One of the most important lessons learned in school is how much we depend on one another. We begin to understand and appreciate that fact even before we enter school. Here in Mr. Cafferky’s fourth grade, students are grappling with the concept of how different species depend on one another. The first part of this question is vocabulary related. What is interdependence? What is a species? It’s wonderful to participate in the learning that occurs between students as they listen to each others’ ideas. The next question: How can we use the garden to illustrate species interdependence?
For this part of our activity, I asked students to read about the plight of the honeybee. They learned about the importance of honeybee pollination in our garden and in the world of agriculture. A few already knew that the honeybee benefits from the nectar found in our garden flowers. They also learned about colony collapse disorder, a syndrome that is eliminating our important honeybee pollinators at an alarming rate.
We went out to the garden to check on our new beans. They provide a great illustration of the pollination needed to create fruit from a flower. We saw very few honey bees, but a lot of bumble bees, another species of bee that helps pollinate. I think the most exciting part of this experience was looking up close with magnifying glasses. I hope to use them again soon with these budding scientists!
September 21, 2014 at 12:45 PM
I am really impressed with the diversity of learning experiences related to the garden. From kale smoothies to multiplication and interdependence! Wow. I’d love to join the next adventure.

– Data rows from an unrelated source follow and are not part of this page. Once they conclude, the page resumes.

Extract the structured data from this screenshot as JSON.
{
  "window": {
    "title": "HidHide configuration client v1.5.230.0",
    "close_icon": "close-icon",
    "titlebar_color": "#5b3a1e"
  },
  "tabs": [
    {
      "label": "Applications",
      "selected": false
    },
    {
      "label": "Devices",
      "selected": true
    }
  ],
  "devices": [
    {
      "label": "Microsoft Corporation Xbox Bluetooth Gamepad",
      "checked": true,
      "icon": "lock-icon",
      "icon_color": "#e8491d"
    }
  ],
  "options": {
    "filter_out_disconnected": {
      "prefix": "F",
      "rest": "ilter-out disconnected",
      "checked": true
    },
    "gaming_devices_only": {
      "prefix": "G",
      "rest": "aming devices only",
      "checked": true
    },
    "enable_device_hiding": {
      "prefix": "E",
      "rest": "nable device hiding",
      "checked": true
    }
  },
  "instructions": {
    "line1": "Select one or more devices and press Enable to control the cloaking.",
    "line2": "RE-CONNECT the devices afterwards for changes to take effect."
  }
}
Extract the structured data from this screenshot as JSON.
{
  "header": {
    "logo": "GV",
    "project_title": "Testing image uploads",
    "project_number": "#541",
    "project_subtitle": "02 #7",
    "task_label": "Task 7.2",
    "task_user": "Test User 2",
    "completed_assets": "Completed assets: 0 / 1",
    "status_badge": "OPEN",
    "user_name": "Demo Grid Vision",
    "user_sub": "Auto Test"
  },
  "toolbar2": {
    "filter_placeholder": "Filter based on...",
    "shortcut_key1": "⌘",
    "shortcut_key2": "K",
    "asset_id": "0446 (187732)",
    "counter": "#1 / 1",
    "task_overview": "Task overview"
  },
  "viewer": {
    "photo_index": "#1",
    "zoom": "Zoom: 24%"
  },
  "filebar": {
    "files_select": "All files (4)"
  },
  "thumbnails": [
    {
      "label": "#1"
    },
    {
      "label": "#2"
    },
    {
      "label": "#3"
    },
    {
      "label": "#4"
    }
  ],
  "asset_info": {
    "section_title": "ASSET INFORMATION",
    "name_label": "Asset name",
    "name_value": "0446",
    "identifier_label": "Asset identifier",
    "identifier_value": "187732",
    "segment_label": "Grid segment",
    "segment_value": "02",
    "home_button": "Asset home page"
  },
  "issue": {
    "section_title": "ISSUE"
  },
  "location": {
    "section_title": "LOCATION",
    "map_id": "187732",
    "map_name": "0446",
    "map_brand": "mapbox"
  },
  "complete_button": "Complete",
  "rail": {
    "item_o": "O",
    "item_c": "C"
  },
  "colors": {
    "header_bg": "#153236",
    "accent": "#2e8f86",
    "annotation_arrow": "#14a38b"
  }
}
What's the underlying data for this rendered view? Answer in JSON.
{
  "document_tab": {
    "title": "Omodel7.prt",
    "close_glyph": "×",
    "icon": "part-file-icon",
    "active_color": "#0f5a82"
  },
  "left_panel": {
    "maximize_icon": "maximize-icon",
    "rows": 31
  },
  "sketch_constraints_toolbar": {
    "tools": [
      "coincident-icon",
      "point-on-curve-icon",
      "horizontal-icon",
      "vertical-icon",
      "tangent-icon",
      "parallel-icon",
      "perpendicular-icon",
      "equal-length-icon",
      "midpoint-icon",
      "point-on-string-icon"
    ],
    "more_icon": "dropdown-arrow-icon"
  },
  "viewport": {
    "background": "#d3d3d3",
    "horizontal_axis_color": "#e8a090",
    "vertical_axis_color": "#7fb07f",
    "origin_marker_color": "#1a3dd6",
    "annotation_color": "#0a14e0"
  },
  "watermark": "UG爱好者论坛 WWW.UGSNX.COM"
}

September 22, 2014 at 8:25 AM
Thanks, Meredith. I’ll let you know!